- TRY IT:
Your answer should repeat every line of the records below in which the word "Settings" appears.

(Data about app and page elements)
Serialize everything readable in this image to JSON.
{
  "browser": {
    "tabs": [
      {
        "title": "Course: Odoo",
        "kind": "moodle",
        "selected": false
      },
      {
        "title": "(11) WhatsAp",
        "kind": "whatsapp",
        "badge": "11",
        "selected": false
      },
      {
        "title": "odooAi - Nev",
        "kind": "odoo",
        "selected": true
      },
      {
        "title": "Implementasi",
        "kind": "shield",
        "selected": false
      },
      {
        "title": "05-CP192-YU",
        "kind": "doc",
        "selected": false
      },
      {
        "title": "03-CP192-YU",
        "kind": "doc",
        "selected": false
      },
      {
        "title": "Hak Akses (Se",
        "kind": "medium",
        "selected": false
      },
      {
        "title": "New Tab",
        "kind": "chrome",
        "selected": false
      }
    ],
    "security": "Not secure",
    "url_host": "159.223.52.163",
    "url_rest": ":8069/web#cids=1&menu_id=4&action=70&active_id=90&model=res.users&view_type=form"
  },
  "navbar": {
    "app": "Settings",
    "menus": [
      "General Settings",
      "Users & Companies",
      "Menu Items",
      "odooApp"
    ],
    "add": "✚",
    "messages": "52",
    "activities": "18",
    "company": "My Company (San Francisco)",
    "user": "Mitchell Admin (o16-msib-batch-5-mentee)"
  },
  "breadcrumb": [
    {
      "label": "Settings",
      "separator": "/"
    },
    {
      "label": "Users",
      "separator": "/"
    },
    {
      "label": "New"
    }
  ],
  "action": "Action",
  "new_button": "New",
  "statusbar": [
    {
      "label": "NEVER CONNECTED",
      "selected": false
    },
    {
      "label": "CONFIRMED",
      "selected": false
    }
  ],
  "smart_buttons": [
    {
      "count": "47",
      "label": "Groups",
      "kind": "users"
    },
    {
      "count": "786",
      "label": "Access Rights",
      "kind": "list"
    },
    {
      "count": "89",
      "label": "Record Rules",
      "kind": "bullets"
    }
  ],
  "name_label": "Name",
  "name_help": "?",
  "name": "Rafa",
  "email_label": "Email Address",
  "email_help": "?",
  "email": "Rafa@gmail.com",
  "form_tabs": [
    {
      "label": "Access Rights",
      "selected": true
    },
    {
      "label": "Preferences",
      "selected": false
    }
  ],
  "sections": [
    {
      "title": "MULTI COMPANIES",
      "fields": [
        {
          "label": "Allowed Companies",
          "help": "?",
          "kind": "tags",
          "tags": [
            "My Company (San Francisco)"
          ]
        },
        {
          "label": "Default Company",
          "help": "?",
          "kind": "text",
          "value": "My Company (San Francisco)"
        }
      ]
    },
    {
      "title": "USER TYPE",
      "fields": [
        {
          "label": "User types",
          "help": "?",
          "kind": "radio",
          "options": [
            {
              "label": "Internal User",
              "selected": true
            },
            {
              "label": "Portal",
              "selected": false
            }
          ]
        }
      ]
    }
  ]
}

- SOLUTION TO THIS EXERCISE:
    "app": "Settings",
      "General Settings",
      "label": "Settings",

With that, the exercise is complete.